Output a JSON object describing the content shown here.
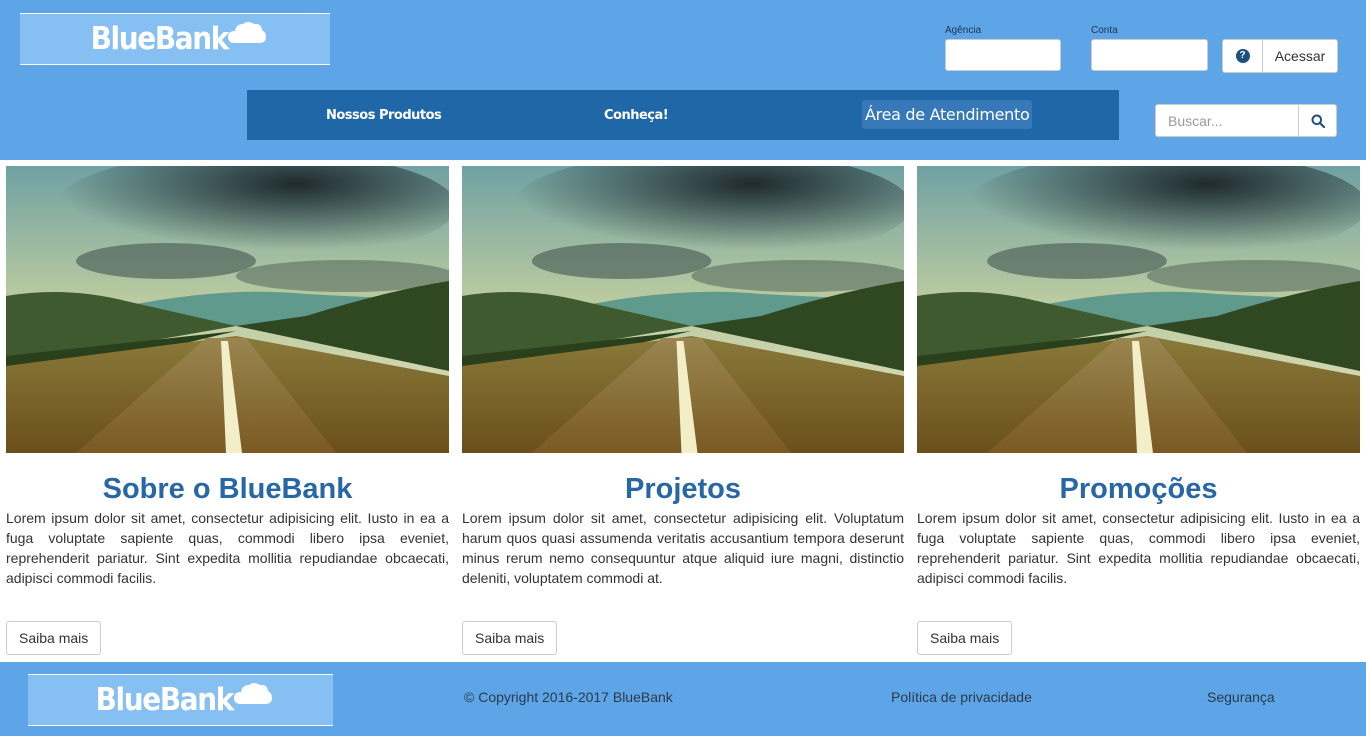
{
  "brand": {
    "name": "BlueBank"
  },
  "login": {
    "agencia_label": "Agência",
    "conta_label": "Conta",
    "agencia_value": "",
    "conta_value": "",
    "help_symbol": "?",
    "submit_label": "Acessar"
  },
  "nav": {
    "items": [
      {
        "label": "Nossos Produtos"
      },
      {
        "label": "Conheça!"
      },
      {
        "label": "Área de Atendimento"
      }
    ]
  },
  "search": {
    "placeholder": "Buscar..."
  },
  "cards": [
    {
      "title": "Sobre o BlueBank",
      "text": "Lorem ipsum dolor sit amet, consectetur adipisicing elit. Iusto in ea a fuga voluptate sapiente quas, commodi libero ipsa eveniet, reprehenderit pariatur. Sint expedita mollitia repudiandae obcaecati, adipisci commodi facilis.",
      "button": "Saiba mais"
    },
    {
      "title": "Projetos",
      "text": "Lorem ipsum dolor sit amet, consectetur adipisicing elit. Voluptatum harum quos quasi assumenda veritatis accusantium tempora deserunt minus rerum nemo consequuntur atque aliquid iure magni, distinctio deleniti, voluptatem commodi at.",
      "button": "Saiba mais"
    },
    {
      "title": "Promoções",
      "text": "Lorem ipsum dolor sit amet, consectetur adipisicing elit. Iusto in ea a fuga voluptate sapiente quas, commodi libero ipsa eveniet, reprehenderit pariatur. Sint expedita mollitia repudiandae obcaecati, adipisci commodi facilis.",
      "button": "Saiba mais"
    }
  ],
  "footer": {
    "copyright": "© Copyright 2016-2017 BlueBank",
    "privacy": "Política de privacidade",
    "security": "Segurança"
  },
  "icons": {
    "help": "question-circle-icon",
    "search": "magnifier-icon",
    "logo_cloud": "cloud-icon",
    "card_image": "road-landscape-image"
  },
  "colors": {
    "header_bg": "#5da5e6",
    "logo_bg": "#86c0f3",
    "nav_bg": "#2067a8",
    "nav_active_bg": "#3778b8",
    "title_blue": "#2867a6"
  }
}
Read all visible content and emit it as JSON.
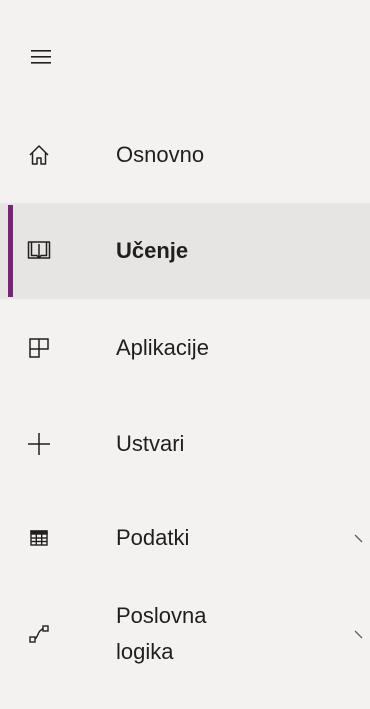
{
  "nav": {
    "menu_icon": "hamburger-menu-icon",
    "accent_color": "#742774",
    "selected_bg": "#e6e5e4",
    "items": [
      {
        "label": "Osnovno",
        "icon": "home-icon",
        "selected": false,
        "expandable": false
      },
      {
        "label": "Učenje",
        "icon": "book-icon",
        "selected": true,
        "expandable": false
      },
      {
        "label": "Aplikacije",
        "icon": "apps-grid-icon",
        "selected": false,
        "expandable": false
      },
      {
        "label": "Ustvari",
        "icon": "plus-icon",
        "selected": false,
        "expandable": false
      },
      {
        "label": "Podatki",
        "icon": "table-icon",
        "selected": false,
        "expandable": true
      },
      {
        "label": "Poslovna logika",
        "icon": "flow-icon",
        "selected": false,
        "expandable": true
      }
    ]
  }
}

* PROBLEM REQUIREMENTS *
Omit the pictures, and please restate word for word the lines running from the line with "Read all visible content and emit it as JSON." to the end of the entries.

* YOUR RESPONSE *
Read all visible content and emit it as JSON.
{
  "nav": {
    "menu_icon": "hamburger-menu-icon",
    "accent_color": "#742774",
    "selected_bg": "#e6e5e4",
    "items": [
      {
        "label": "Osnovno",
        "icon": "home-icon",
        "selected": false,
        "expandable": false
      },
      {
        "label": "Učenje",
        "icon": "book-icon",
        "selected": true,
        "expandable": false
      },
      {
        "label": "Aplikacije",
        "icon": "apps-grid-icon",
        "selected": false,
        "expandable": false
      },
      {
        "label": "Ustvari",
        "icon": "plus-icon",
        "selected": false,
        "expandable": false
      },
      {
        "label": "Podatki",
        "icon": "table-icon",
        "selected": false,
        "expandable": true
      },
      {
        "label": "Poslovna logika",
        "icon": "flow-icon",
        "selected": false,
        "expandable": true
      }
    ]
  }
}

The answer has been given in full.